1 (18 lb.) fresh turkey
Note: Before you begin, make sure you have enough room in a refrigerator to hold the turkey and brine container. Alternative method: If you don’t want to brine the turkey, simply drizzle it with olive oil instead and season with salt and pepper, inside and out.
Place the thyme, bay leaves, peppercorns, salt and sugar in a large pot. Add water and stir to combine. Bring to a boil. Remove from heat, add ice and let dissolve. Transfer to brine container and allow to cool (below 40°F).
Rinse the turkey, inside and out, under cold running water. Reserve and use the gizzard and neck as desired. Then, fully submerge turkey in cold brine liquid. Press and weight down the turkey with a clean plate, or two, if necessary. It is important the turkey is completely beneath the surface of the brine liquid. Refrigerate turkey in the brine for three days (the third day being the day you plan to roast the turkey).
One hour prior to cooking the turkey, remove turkey from brine liquid and set onto a pan to drain. Discard brine. Rotate turkey to drain the liquid from inside. Pat the turkey dry with paper towels and place in a roasting pan. Preheat the oven to 350°F.
Place turkey in oven, uncovered, and roast for 2 hours. Carefully rotate roasting pan in opposite direction and continue to roast for 1 hour and 30 minutes. If your turkey is becoming too dark, cover with aluminum foil during the last 10 minutes of cooking. Remove turkey from oven and rest for 30 minutes, loosely tented with aluminum foil. Slice turkey and serve hot.
Total cooking time is approximately 3 hours and 30 minutes (internal temperature of thigh joint should be 160°F). Oven temperatures may vary and effect cook time, be sure to use a probe thermometer to ensure proper temperature.

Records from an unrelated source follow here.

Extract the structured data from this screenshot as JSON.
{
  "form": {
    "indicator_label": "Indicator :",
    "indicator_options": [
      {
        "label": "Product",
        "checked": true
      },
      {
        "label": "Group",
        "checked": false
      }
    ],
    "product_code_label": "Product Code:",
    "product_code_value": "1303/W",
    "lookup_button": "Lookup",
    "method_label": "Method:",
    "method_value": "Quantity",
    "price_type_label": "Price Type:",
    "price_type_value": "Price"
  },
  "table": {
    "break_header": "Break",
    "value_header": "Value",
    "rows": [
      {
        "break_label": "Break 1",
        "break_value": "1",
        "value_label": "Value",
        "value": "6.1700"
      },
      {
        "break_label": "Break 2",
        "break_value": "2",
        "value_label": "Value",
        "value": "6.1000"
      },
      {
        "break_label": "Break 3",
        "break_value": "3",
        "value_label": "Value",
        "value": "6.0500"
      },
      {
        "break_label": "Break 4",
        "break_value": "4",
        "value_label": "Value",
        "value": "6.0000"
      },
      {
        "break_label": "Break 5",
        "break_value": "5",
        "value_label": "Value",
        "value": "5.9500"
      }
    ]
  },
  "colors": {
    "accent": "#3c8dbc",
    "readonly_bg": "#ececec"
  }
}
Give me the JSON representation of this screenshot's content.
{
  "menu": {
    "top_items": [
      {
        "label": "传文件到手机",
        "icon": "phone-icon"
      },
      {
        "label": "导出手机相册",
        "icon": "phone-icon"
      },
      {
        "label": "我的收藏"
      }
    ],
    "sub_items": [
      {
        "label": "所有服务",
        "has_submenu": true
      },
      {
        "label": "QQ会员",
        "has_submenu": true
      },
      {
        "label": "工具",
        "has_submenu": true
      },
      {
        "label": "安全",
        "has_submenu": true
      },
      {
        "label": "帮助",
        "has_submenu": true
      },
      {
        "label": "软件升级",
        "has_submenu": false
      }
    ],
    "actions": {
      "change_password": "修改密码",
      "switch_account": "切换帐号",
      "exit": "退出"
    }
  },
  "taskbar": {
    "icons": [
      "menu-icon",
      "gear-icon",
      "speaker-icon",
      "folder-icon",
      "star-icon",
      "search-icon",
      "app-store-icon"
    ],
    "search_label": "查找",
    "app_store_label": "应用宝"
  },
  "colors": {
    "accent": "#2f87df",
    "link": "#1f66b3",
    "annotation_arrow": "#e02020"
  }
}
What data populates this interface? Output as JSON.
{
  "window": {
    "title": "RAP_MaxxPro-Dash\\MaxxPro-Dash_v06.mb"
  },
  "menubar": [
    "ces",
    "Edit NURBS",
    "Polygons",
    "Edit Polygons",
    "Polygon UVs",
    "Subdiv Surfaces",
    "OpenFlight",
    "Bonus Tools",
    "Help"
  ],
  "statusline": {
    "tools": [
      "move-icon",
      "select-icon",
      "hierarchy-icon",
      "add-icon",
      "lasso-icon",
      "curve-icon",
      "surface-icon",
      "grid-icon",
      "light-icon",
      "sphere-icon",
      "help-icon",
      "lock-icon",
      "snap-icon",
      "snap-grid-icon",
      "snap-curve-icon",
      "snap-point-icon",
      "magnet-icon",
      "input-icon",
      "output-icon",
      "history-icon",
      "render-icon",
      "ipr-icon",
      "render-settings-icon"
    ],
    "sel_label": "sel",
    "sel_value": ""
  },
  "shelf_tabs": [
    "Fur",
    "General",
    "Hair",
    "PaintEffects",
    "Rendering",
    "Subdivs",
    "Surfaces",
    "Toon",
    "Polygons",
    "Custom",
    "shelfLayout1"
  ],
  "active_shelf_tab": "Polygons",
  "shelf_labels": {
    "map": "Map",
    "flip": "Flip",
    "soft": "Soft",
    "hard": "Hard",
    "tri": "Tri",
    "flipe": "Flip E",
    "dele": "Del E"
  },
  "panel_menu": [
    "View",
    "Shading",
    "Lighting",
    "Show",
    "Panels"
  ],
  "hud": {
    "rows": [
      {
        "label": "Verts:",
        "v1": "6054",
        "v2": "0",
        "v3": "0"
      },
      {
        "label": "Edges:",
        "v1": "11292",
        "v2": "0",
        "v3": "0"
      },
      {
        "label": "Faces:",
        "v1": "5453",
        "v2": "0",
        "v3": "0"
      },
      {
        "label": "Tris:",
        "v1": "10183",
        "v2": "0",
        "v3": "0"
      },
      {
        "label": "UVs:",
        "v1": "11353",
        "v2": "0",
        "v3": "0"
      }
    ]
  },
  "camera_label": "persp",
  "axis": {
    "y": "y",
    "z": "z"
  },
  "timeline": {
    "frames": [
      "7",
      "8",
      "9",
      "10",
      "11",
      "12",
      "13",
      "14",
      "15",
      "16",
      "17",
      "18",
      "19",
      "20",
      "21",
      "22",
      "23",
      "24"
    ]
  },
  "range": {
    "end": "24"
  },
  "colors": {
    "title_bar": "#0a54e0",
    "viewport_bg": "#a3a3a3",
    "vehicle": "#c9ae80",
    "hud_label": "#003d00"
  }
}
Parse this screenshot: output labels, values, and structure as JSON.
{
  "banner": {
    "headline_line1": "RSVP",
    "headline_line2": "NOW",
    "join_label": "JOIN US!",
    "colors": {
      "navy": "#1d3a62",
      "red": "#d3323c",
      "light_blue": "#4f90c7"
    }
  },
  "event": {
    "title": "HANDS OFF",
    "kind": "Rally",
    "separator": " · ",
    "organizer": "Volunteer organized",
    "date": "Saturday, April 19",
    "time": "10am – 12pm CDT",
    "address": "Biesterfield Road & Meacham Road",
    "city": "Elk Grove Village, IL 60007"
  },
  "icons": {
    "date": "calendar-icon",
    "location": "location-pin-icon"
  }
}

For advanced turkey tricks, please see the Kendall-Jackson Winery blog at blog.kj.com/results-of-the-harold-mcgee-turkey-experiment.